Page and application data records
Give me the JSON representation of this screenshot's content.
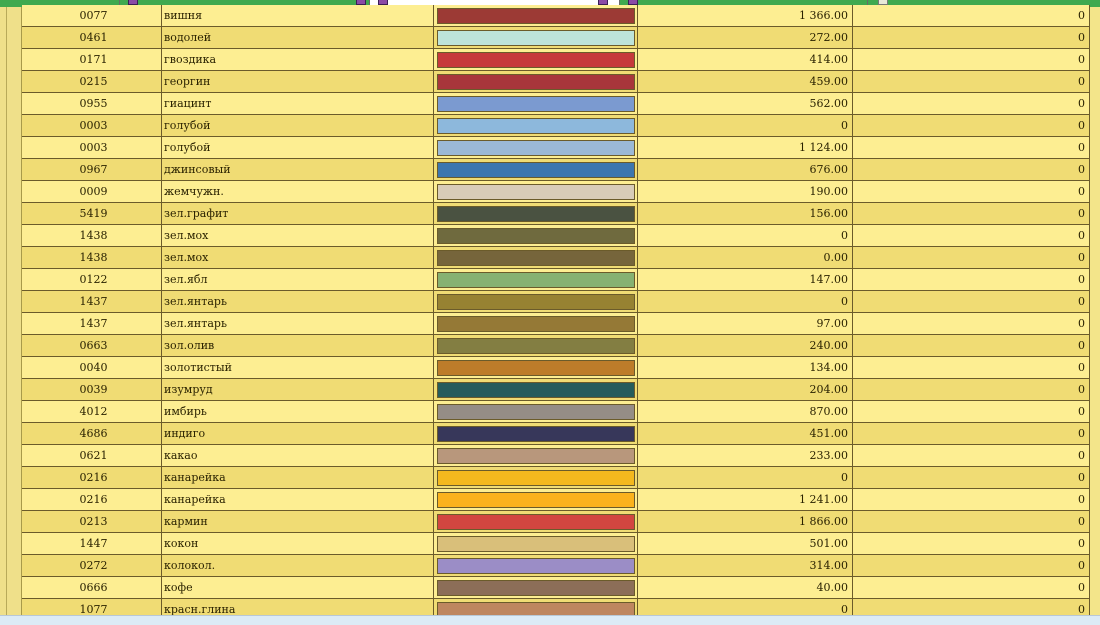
{
  "tabs": [
    {
      "icon": "program-icon"
    },
    {
      "icon": "program-icon"
    },
    {
      "icon": "program-icon"
    },
    {
      "icon": "program-icon"
    },
    {
      "icon": "document-icon"
    }
  ],
  "rows": [
    {
      "code": "0077",
      "name": "вишня",
      "color": "#9c3a35",
      "qty": "1 366.00",
      "zero": "0"
    },
    {
      "code": "0461",
      "name": "водолей",
      "color": "#bde3da",
      "qty": "272.00",
      "zero": "0"
    },
    {
      "code": "0171",
      "name": "гвоздика",
      "color": "#c6393c",
      "qty": "414.00",
      "zero": "0"
    },
    {
      "code": "0215",
      "name": "георгин",
      "color": "#a8363b",
      "qty": "459.00",
      "zero": "0"
    },
    {
      "code": "0955",
      "name": "гиацинт",
      "color": "#7b9ad0",
      "qty": "562.00",
      "zero": "0"
    },
    {
      "code": "0003",
      "name": "голубой",
      "color": "#8db8dc",
      "qty": "0",
      "zero": "0"
    },
    {
      "code": "0003",
      "name": "голубой",
      "color": "#9bb8d6",
      "qty": "1 124.00",
      "zero": "0"
    },
    {
      "code": "0967",
      "name": "джинсовый",
      "color": "#3d76ae",
      "qty": "676.00",
      "zero": "0"
    },
    {
      "code": "0009",
      "name": "жемчужн.",
      "color": "#d8ccb8",
      "qty": "190.00",
      "zero": "0"
    },
    {
      "code": "5419",
      "name": "зел.графит",
      "color": "#4a5241",
      "qty": "156.00",
      "zero": "0"
    },
    {
      "code": "1438",
      "name": "зел.мох",
      "color": "#6f6a3e",
      "qty": "0",
      "zero": "0"
    },
    {
      "code": "1438",
      "name": "зел.мох",
      "color": "#76653b",
      "qty": "0.00",
      "zero": "0"
    },
    {
      "code": "0122",
      "name": "зел.ябл",
      "color": "#86b172",
      "qty": "147.00",
      "zero": "0"
    },
    {
      "code": "1437",
      "name": "зел.янтарь",
      "color": "#978232",
      "qty": "0",
      "zero": "0"
    },
    {
      "code": "1437",
      "name": "зел.янтарь",
      "color": "#957936",
      "qty": "97.00",
      "zero": "0"
    },
    {
      "code": "0663",
      "name": "зол.олив",
      "color": "#837e42",
      "qty": "240.00",
      "zero": "0"
    },
    {
      "code": "0040",
      "name": "золотистый",
      "color": "#bd7c2a",
      "qty": "134.00",
      "zero": "0"
    },
    {
      "code": "0039",
      "name": "изумруд",
      "color": "#255c5c",
      "qty": "204.00",
      "zero": "0"
    },
    {
      "code": "4012",
      "name": "имбирь",
      "color": "#958d86",
      "qty": "870.00",
      "zero": "0"
    },
    {
      "code": "4686",
      "name": "индиго",
      "color": "#37375a",
      "qty": "451.00",
      "zero": "0"
    },
    {
      "code": "0621",
      "name": "какао",
      "color": "#b8977c",
      "qty": "233.00",
      "zero": "0"
    },
    {
      "code": "0216",
      "name": "канарейка",
      "color": "#f4b81e",
      "qty": "0",
      "zero": "0"
    },
    {
      "code": "0216",
      "name": "канарейка",
      "color": "#fbb21d",
      "qty": "1 241.00",
      "zero": "0"
    },
    {
      "code": "0213",
      "name": "кармин",
      "color": "#d24640",
      "qty": "1 866.00",
      "zero": "0"
    },
    {
      "code": "1447",
      "name": "кокон",
      "color": "#d9bf7a",
      "qty": "501.00",
      "zero": "0"
    },
    {
      "code": "0272",
      "name": "колокол.",
      "color": "#9b8dc6",
      "qty": "314.00",
      "zero": "0"
    },
    {
      "code": "0666",
      "name": "кофе",
      "color": "#8c6e58",
      "qty": "40.00",
      "zero": "0"
    },
    {
      "code": "1077",
      "name": "красн.глина",
      "color": "#be865f",
      "qty": "0",
      "zero": "0"
    }
  ]
}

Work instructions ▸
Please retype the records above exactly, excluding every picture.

Answer for the task ▸
Give me the JSON representation of this screenshot's content.
{
  "tabs": [
    {
      "icon": "program-icon"
    },
    {
      "icon": "program-icon"
    },
    {
      "icon": "program-icon"
    },
    {
      "icon": "program-icon"
    },
    {
      "icon": "document-icon"
    }
  ],
  "rows": [
    {
      "code": "0077",
      "name": "вишня",
      "color": "#9c3a35",
      "qty": "1 366.00",
      "zero": "0"
    },
    {
      "code": "0461",
      "name": "водолей",
      "color": "#bde3da",
      "qty": "272.00",
      "zero": "0"
    },
    {
      "code": "0171",
      "name": "гвоздика",
      "color": "#c6393c",
      "qty": "414.00",
      "zero": "0"
    },
    {
      "code": "0215",
      "name": "георгин",
      "color": "#a8363b",
      "qty": "459.00",
      "zero": "0"
    },
    {
      "code": "0955",
      "name": "гиацинт",
      "color": "#7b9ad0",
      "qty": "562.00",
      "zero": "0"
    },
    {
      "code": "0003",
      "name": "голубой",
      "color": "#8db8dc",
      "qty": "0",
      "zero": "0"
    },
    {
      "code": "0003",
      "name": "голубой",
      "color": "#9bb8d6",
      "qty": "1 124.00",
      "zero": "0"
    },
    {
      "code": "0967",
      "name": "джинсовый",
      "color": "#3d76ae",
      "qty": "676.00",
      "zero": "0"
    },
    {
      "code": "0009",
      "name": "жемчужн.",
      "color": "#d8ccb8",
      "qty": "190.00",
      "zero": "0"
    },
    {
      "code": "5419",
      "name": "зел.графит",
      "color": "#4a5241",
      "qty": "156.00",
      "zero": "0"
    },
    {
      "code": "1438",
      "name": "зел.мох",
      "color": "#6f6a3e",
      "qty": "0",
      "zero": "0"
    },
    {
      "code": "1438",
      "name": "зел.мох",
      "color": "#76653b",
      "qty": "0.00",
      "zero": "0"
    },
    {
      "code": "0122",
      "name": "зел.ябл",
      "color": "#86b172",
      "qty": "147.00",
      "zero": "0"
    },
    {
      "code": "1437",
      "name": "зел.янтарь",
      "color": "#978232",
      "qty": "0",
      "zero": "0"
    },
    {
      "code": "1437",
      "name": "зел.янтарь",
      "color": "#957936",
      "qty": "97.00",
      "zero": "0"
    },
    {
      "code": "0663",
      "name": "зол.олив",
      "color": "#837e42",
      "qty": "240.00",
      "zero": "0"
    },
    {
      "code": "0040",
      "name": "золотистый",
      "color": "#bd7c2a",
      "qty": "134.00",
      "zero": "0"
    },
    {
      "code": "0039",
      "name": "изумруд",
      "color": "#255c5c",
      "qty": "204.00",
      "zero": "0"
    },
    {
      "code": "4012",
      "name": "имбирь",
      "color": "#958d86",
      "qty": "870.00",
      "zero": "0"
    },
    {
      "code": "4686",
      "name": "индиго",
      "color": "#37375a",
      "qty": "451.00",
      "zero": "0"
    },
    {
      "code": "0621",
      "name": "какао",
      "color": "#b8977c",
      "qty": "233.00",
      "zero": "0"
    },
    {
      "code": "0216",
      "name": "канарейка",
      "color": "#f4b81e",
      "qty": "0",
      "zero": "0"
    },
    {
      "code": "0216",
      "name": "канарейка",
      "color": "#fbb21d",
      "qty": "1 241.00",
      "zero": "0"
    },
    {
      "code": "0213",
      "name": "кармин",
      "color": "#d24640",
      "qty": "1 866.00",
      "zero": "0"
    },
    {
      "code": "1447",
      "name": "кокон",
      "color": "#d9bf7a",
      "qty": "501.00",
      "zero": "0"
    },
    {
      "code": "0272",
      "name": "колокол.",
      "color": "#9b8dc6",
      "qty": "314.00",
      "zero": "0"
    },
    {
      "code": "0666",
      "name": "кофе",
      "color": "#8c6e58",
      "qty": "40.00",
      "zero": "0"
    },
    {
      "code": "1077",
      "name": "красн.глина",
      "color": "#be865f",
      "qty": "0",
      "zero": "0"
    }
  ]
}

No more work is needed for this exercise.